Kiama is leading the world in putting people with dementia front and centre in its quest to become dementia-friendly. This was the message celebrated at a gathering to mark this year’s International Day of People with Disability.
“The Kiama Dementia Friendly Project is the first time that people with dementia have been involved, rather than just their carers,” said Dr Lyn Phillipson of the University of Wollongong.
She spoke movingly about the way it had changed her approach to research into dementia in a fundamental way through its focus on inclusion.
“This program has challenged the status quo of what it is like to live with dementia,” she said.
“It has set a gold standard that has been recognised by being the only dementia-friendly project to receive an award from the World Health Organisation.
“It has changed the way Dementia Australia is looking at funding initiatives.
“People with dementia now have a voice that is being heard.”
South Australian of the Year, Kate Swaffer, who was diagnosed with dementia at 49 and has been a dementia activist ever since.
“When I was diagnosed, I was told to go home, organise my affairs and prepare to move into aged care. That was never going to happen.”
She sees the way people with dementia have been treated as a human rights issue, and said the secret of Kiama’s approach is simple.
“People with dementia are the experts about what it is like living with dementia.
“Dementia is not a mental health issue – it is now recognised by the UN as a disease that causes cognitive disabilities.”
Both Dr Phillipson and Ms Swaffer spoke highly of Kiama’s DAGs (members of the Dementia Advisory Group) and what they have achieved, including developing an environmental assessment tool and community education to reduce stigma and increase inclusion.
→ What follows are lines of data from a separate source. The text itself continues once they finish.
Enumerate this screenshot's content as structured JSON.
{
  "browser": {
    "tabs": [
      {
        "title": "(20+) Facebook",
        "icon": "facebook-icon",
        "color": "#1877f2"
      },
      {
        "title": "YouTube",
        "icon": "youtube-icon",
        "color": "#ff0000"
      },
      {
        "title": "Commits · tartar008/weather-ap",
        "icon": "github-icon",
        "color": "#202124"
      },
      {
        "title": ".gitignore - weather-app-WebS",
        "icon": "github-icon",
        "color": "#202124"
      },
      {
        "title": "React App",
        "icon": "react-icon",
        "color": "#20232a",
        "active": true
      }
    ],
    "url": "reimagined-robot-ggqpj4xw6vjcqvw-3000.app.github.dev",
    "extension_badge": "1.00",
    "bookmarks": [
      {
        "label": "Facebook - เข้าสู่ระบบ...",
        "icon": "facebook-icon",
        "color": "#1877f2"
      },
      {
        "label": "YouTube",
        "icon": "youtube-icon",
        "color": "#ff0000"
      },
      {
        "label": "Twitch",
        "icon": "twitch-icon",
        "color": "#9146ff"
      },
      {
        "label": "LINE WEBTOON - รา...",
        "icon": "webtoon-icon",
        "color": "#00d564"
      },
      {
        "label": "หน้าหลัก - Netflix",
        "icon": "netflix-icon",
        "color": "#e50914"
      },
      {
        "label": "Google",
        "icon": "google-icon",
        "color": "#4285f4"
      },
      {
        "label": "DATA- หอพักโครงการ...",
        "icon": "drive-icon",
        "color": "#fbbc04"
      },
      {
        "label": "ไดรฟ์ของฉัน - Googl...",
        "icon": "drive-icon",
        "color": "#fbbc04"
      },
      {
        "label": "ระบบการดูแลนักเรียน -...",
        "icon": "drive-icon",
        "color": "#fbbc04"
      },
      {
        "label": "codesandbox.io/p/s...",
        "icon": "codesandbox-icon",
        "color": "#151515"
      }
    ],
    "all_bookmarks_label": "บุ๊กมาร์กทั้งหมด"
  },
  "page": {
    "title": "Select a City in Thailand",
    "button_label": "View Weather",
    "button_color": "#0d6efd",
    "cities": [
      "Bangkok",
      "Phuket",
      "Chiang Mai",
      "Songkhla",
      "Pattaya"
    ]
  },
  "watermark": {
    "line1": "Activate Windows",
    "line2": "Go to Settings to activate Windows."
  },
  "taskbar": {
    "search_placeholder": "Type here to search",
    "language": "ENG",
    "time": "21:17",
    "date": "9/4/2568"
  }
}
Their collective wisdom and enthusiasm has been a great support.
Sue Pieters-Hawke, who has continued her mother Hazel’s advocacy work, said she was proud to have been involved with the project in a small way.
“What is happening here is being done by and with, and not ‘for’, people with dementia.
“This project is a global beacon for what is possible.”
Gareth Ward MP was in attendance to hear of the project’s achievements and champion its aims.
“Dementia is the number one killer of people over 65,” he said.
“We want to make Kiama the best community it can be for everyone who lives here, whatever their ability.”
To continue its work in a sustainable way, $50,000 in funding is being sought for a project officer to help achieve the various initiatives still to be rolled out.
Details: To find out more the project and our DAGs, go to www.southerndag.org